RAF Alness was a World War II seaplane base established on the coast to the south of Alness, three miles west of Invergordon.
The station was reported to have been in use before the war, when it was known RAF Invergordon, but at that time would have consisted of little more than a slipway and mooring area for the aircraft, and was renamed RAF Alness on February 10, 1943.
The facility was reported to have been in use by the RAF until 1985, and was designated as No 1100 Marine Craft Base Unit from July 1, 1946, until April 1, 1986. When it closed, dozens of Nissen hut bases were reported in the ground, together with a decontamination centre and other buildings still remaining.
The base lay to the south of a new section of the A9 trunk road south of Alness. Until the Alness Point business park was built on the site, the following remains were reported: a Bellman hangar, two motor transport buildings, several accommodation huts, bases for the large seaplane hangars, most of the taxiways, and several small brick-built blast shelters. At the former entrance, two small anti-tank pimples survive alongside a small garage or fire tender building. A small landing craft could also be seen in the central accommodation area, raised on wooden blocks. One light anti-aircraft position was also located in the southwest area of the site, comprising a concrete base surrounded by a circular earth bank.
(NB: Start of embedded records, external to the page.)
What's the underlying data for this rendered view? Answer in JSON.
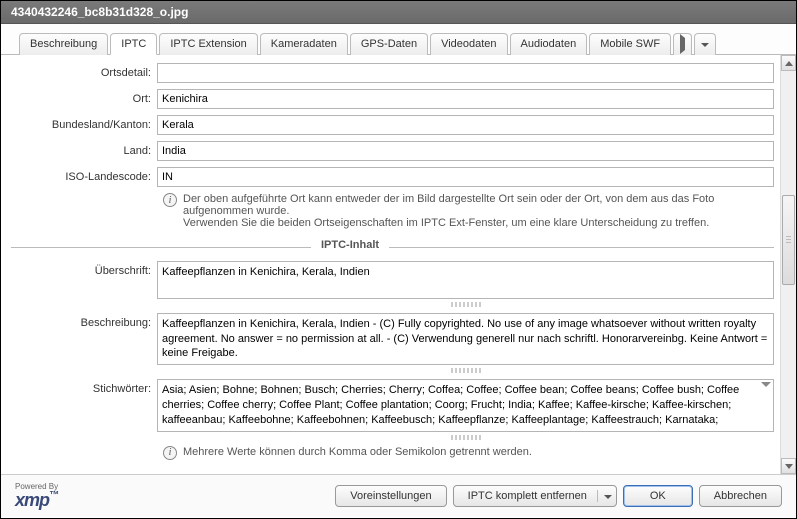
{
  "title": "4340432246_bc8b31d328_o.jpg",
  "tabs": [
    "Beschreibung",
    "IPTC",
    "IPTC Extension",
    "Kameradaten",
    "GPS-Daten",
    "Videodaten",
    "Audiodaten",
    "Mobile SWF"
  ],
  "activeTab": 1,
  "labels": {
    "ortsdetail": "Ortsdetail:",
    "ort": "Ort:",
    "bundesland": "Bundesland/Kanton:",
    "land": "Land:",
    "iso": "ISO-Landescode:",
    "ueberschrift": "Überschrift:",
    "beschreibung": "Beschreibung:",
    "stichwoerter": "Stichwörter:"
  },
  "values": {
    "ortsdetail": "",
    "ort": "Kenichira",
    "bundesland": "Kerala",
    "land": "India",
    "iso": "IN",
    "ueberschrift": "Kaffeepflanzen in Kenichira, Kerala, Indien",
    "beschreibung": "Kaffeepflanzen in Kenichira, Kerala, Indien - (C) Fully copyrighted. No use of any image whatsoever without written royalty agreement. No answer = no permission at all. - (C) Verwendung generell nur nach schriftl. Honorarvereinbg. Keine Antwort = keine Freigabe.",
    "stichwoerter": "Asia; Asien; Bohne; Bohnen; Busch; Cherries; Cherry; Coffea; Coffee; Coffee bean; Coffee beans; Coffee bush; Coffee cherries; Coffee cherry; Coffee Plant; Coffee plantation; Coorg; Frucht; India; Kaffee; Kaffee-kirsche; Kaffee-kirschen; kaffeeanbau; Kaffeebohne; Kaffeebohnen; Kaffeebusch; Kaffeepflanze; Kaffeeplantage; Kaffeestrauch; Karnataka;"
  },
  "info1a": "Der oben aufgeführte Ort kann entweder der im Bild dargestellte Ort sein oder der Ort, von dem aus das Foto aufgenommen wurde.",
  "info1b": "Verwenden Sie die beiden Ortseigenschaften im IPTC Ext-Fenster, um eine klare Unterscheidung zu treffen.",
  "section_iptc_inhalt": "IPTC-Inhalt",
  "info2": "Mehrere Werte können durch Komma oder Semikolon getrennt werden.",
  "logo": {
    "powered": "Powered By",
    "brand": "xmp"
  },
  "buttons": {
    "voreinstellungen": "Voreinstellungen",
    "iptc_entfernen": "IPTC komplett entfernen",
    "ok": "OK",
    "abbrechen": "Abbrechen"
  }
}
Redevelopment of the site during February and March of 1997 saw most of the remaining buildings being demolished to allow trenches to be dug for service pipes. Alness Point business park was built on the site, and
All that remain of the base is the slipway, and some of the roadway.
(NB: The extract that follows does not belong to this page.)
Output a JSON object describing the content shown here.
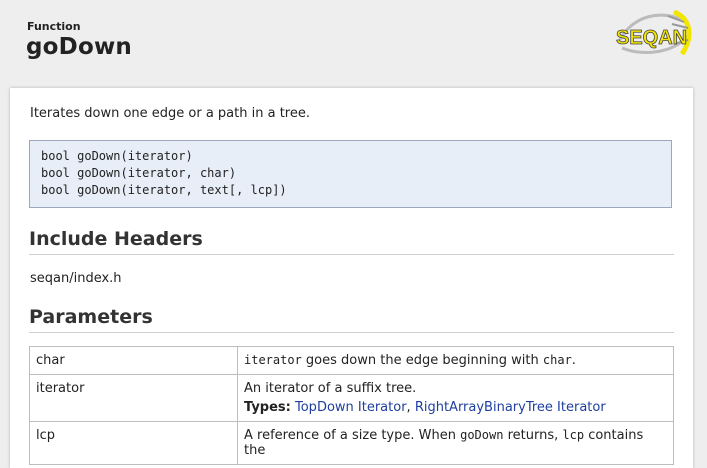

A memorial commemorating the base was unveiled on Tuesday, October 16, 2001, created in Caithness stone with the following inscription:
THIS MEMORIAL, AT ALNESS POINT ON THE CROMARTY FIRTH, MARKS THE SITE OF THE FORMER WORLD WAR TWO COASTAL COMMAND FLYING-BOAT BASE AND IS DEDICATED TO THE MEMORY OF ALL WHO SERVED HERE - SOME OF WHOM BOUGHT FREEDOM FROM TYRANNY AT THE EXPENSE OF THEIR LIVES.
WE WILL REMEMBER THEM.
Examination of an extensive photographic survey of the site carried out during 2007 showed the remains of the slipway with the mooring bollards nearby, and a lookout post at the end of Dalness Pier. Remains observed on the rest of the site included a small rendered brick building (purpose unknown), the remnants of a few Nissen huts, a large number of hut bases and several blast shelters visible in the ground, and a possible generator building.
Machine gun synchronisation range
A brick built shooting butt for a firing range was located in a field about 30 metres south of the nursery garden of Dalmore House. This consisted of a wall is about 29 metres long aligned east-west, with two shorter walls at right angles, forming an enclosure to hold sand. A concrete platform with a spread of debris lay to the south, and marked the former firing position.
This appears to have been demolished during the early 2000s.
- Information about the base
- Highland and Island Enterprise report of the memorial ceremony, October 16, 2001
- Station history
- norwichpaul RAF Alness
You may add a comment or offer further details which may be included in the page above.
Commenting has been disabled thanks to the attention of scum known as spam commenters
Recent Page Trail: